Canadian Journal of History, Vol.43:2 (2008)
Abstract: Literature and sermons about wrath were attractive to medieval people because they mirrored and amplified life in satisfactory ways: villains were punished, insults were avenged, and honour was restored. Tales of wrath and vengeance often drew the medieval audience directly into the intimate relationships and the homes of the characters affected by wrath. A Dominican exemplum recounts how God punished gamblers for defaming his mother Mary within his own home (the temple). The Welsh vengeance-quest of Peredur begins when a knight-errant enters Arthur’s home (the court) and assaults Arthur’s wife Queen Gwenhwyvar.

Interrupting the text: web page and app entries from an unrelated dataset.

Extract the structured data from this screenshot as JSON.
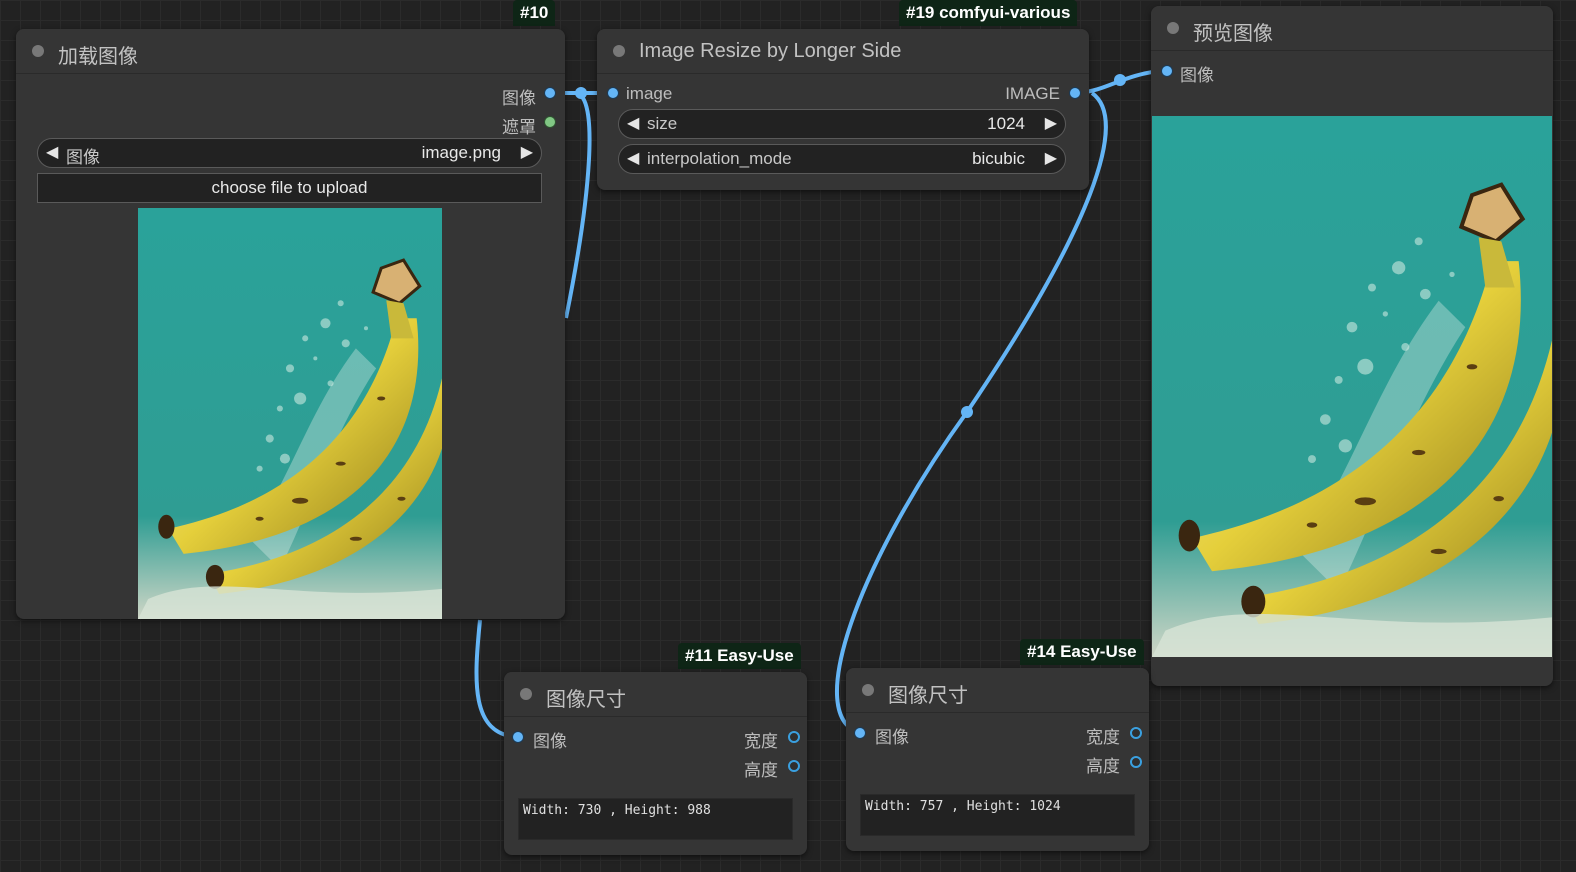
{
  "colors": {
    "canvas": "#222222",
    "node_body": "#353535",
    "badge_bg": "#0e2516",
    "link_image": "#64b5f6",
    "port_mask": "#81c784",
    "image_teal": "#2aa29a",
    "banana_yellow": "#e5cf3b"
  },
  "nodes": {
    "load_image": {
      "badge": "#10",
      "title": "加载图像",
      "outputs": [
        "图像",
        "遮罩"
      ],
      "widget": {
        "label": "图像",
        "value": "image.png"
      },
      "upload_label": "choose file to upload"
    },
    "resize": {
      "badge": "#19 comfyui-various",
      "title": "Image Resize by Longer Side",
      "input": "image",
      "output": "IMAGE",
      "widgets": [
        {
          "label": "size",
          "value": "1024"
        },
        {
          "label": "interpolation_mode",
          "value": "bicubic"
        }
      ]
    },
    "preview": {
      "title": "预览图像",
      "input": "图像"
    },
    "size_a": {
      "badge": "#11 Easy-Use",
      "title": "图像尺寸",
      "input": "图像",
      "outputs": [
        "宽度",
        "高度"
      ],
      "text": "Width: 730 , Height: 988"
    },
    "size_b": {
      "badge": "#14 Easy-Use",
      "title": "图像尺寸",
      "input": "图像",
      "outputs": [
        "宽度",
        "高度"
      ],
      "text": "Width: 757 , Height: 1024"
    }
  }
}
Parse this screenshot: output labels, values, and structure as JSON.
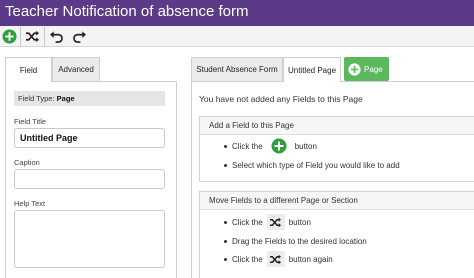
{
  "window": {
    "title": "Teacher Notification of absence form"
  },
  "toolbar": {
    "icons": [
      "add-circle-icon",
      "shuffle-icon",
      "undo-icon",
      "redo-icon"
    ],
    "accent": "#2e9e3e"
  },
  "left_panel": {
    "tabs": [
      {
        "label": "Field",
        "active": true
      },
      {
        "label": "Advanced",
        "active": false
      }
    ],
    "field_type_label": "Field Type:",
    "field_type_value": "Page",
    "field_title_label": "Field Title",
    "field_title_value": "Untitled Page",
    "caption_label": "Caption",
    "caption_value": "",
    "help_text_label": "Help Text",
    "help_text_value": ""
  },
  "right_panel": {
    "tabs": [
      {
        "label": "Student Absence Form",
        "active": false
      },
      {
        "label": "Untitled Page",
        "active": true
      }
    ],
    "add_page_label": "Page",
    "no_fields_message": "You have not added any Fields to this Page",
    "add_card": {
      "heading": "Add a Field to this Page",
      "step1_prefix": "Click the",
      "step1_suffix": "button",
      "step2": "Select which type of Field you would like to add"
    },
    "move_card": {
      "heading": "Move Fields to a different Page or Section",
      "step1_prefix": "Click the",
      "step1_suffix": "button",
      "step2": "Drag the Fields to the desired location",
      "step3_prefix": "Click the",
      "step3_suffix": "button again"
    }
  },
  "colors": {
    "title_bar": "#5b3b87",
    "add_green": "#5cb85c"
  }
}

The Wakefield master allows his audience to view the domestic conflict of Noah and his Uxor as they fight fiercely and comically about the ark.
In reality, wrath in the medieval communal sphere was more banal than remarkable. Medieval English manorial court records are replete with unneighbourly ill will and feuding over seemingly trivial issues; a few pence owed here, a fence post stolen there. Despite the large number of cases in which blood was drawn between neighbours and villagers, few court cases were concerned with the forms of insult, violence, and wrath that took place within the homes of manorial tenants. This disparity between the domestic intimacy of literature and sermons and the realities of the local courts is curious. This article considers how one community’s intervention into the wrathful relations of a local family illustrates the complex intersections between beliefs about gender, wrath, and vengeance, and the barrier between domus and communitas.